**Exercise directions:**
Without the pictures, write out every entry that follows exactly.

**Entries shown:**

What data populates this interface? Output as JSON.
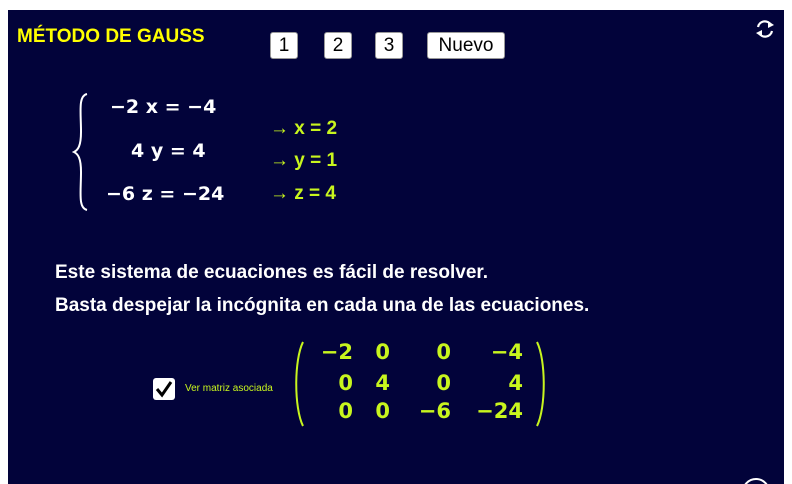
{
  "title": "MÉTODO DE GAUSS",
  "buttons": [
    "1",
    "2",
    "3",
    "Nuevo"
  ],
  "equations": [
    "−2 x = −4",
    "4 y = 4",
    "−6 z = −24"
  ],
  "solutions": [
    "→ x = 2",
    "→ y = 1",
    "→ z = 4"
  ],
  "description": [
    "Este sistema de ecuaciones es fácil de resolver.",
    "Basta despejar la incógnita en cada una de las ecuaciones."
  ],
  "checkbox": {
    "label": "Ver matriz asociada",
    "checked": true
  },
  "matrix": [
    [
      "−2",
      "0",
      "0",
      "−4"
    ],
    [
      "0",
      "4",
      "0",
      "4"
    ],
    [
      "0",
      "0",
      "−6",
      "−24"
    ]
  ],
  "colors": {
    "background": "#02033a",
    "title": "#ffff00",
    "accent": "#c8f51e",
    "text": "#ffffff"
  },
  "icons": {
    "reset": "refresh-icon"
  }
}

**Expected answer:**
What data populates this interface? Output as JSON.
{
  "title": "MÉTODO DE GAUSS",
  "buttons": [
    "1",
    "2",
    "3",
    "Nuevo"
  ],
  "equations": [
    "−2 x = −4",
    "4 y = 4",
    "−6 z = −24"
  ],
  "solutions": [
    "→ x = 2",
    "→ y = 1",
    "→ z = 4"
  ],
  "description": [
    "Este sistema de ecuaciones es fácil de resolver.",
    "Basta despejar la incógnita en cada una de las ecuaciones."
  ],
  "checkbox": {
    "label": "Ver matriz asociada",
    "checked": true
  },
  "matrix": [
    [
      "−2",
      "0",
      "0",
      "−4"
    ],
    [
      "0",
      "4",
      "0",
      "4"
    ],
    [
      "0",
      "0",
      "−6",
      "−24"
    ]
  ],
  "colors": {
    "background": "#02033a",
    "title": "#ffff00",
    "accent": "#c8f51e",
    "text": "#ffffff"
  },
  "icons": {
    "reset": "refresh-icon"
  }
}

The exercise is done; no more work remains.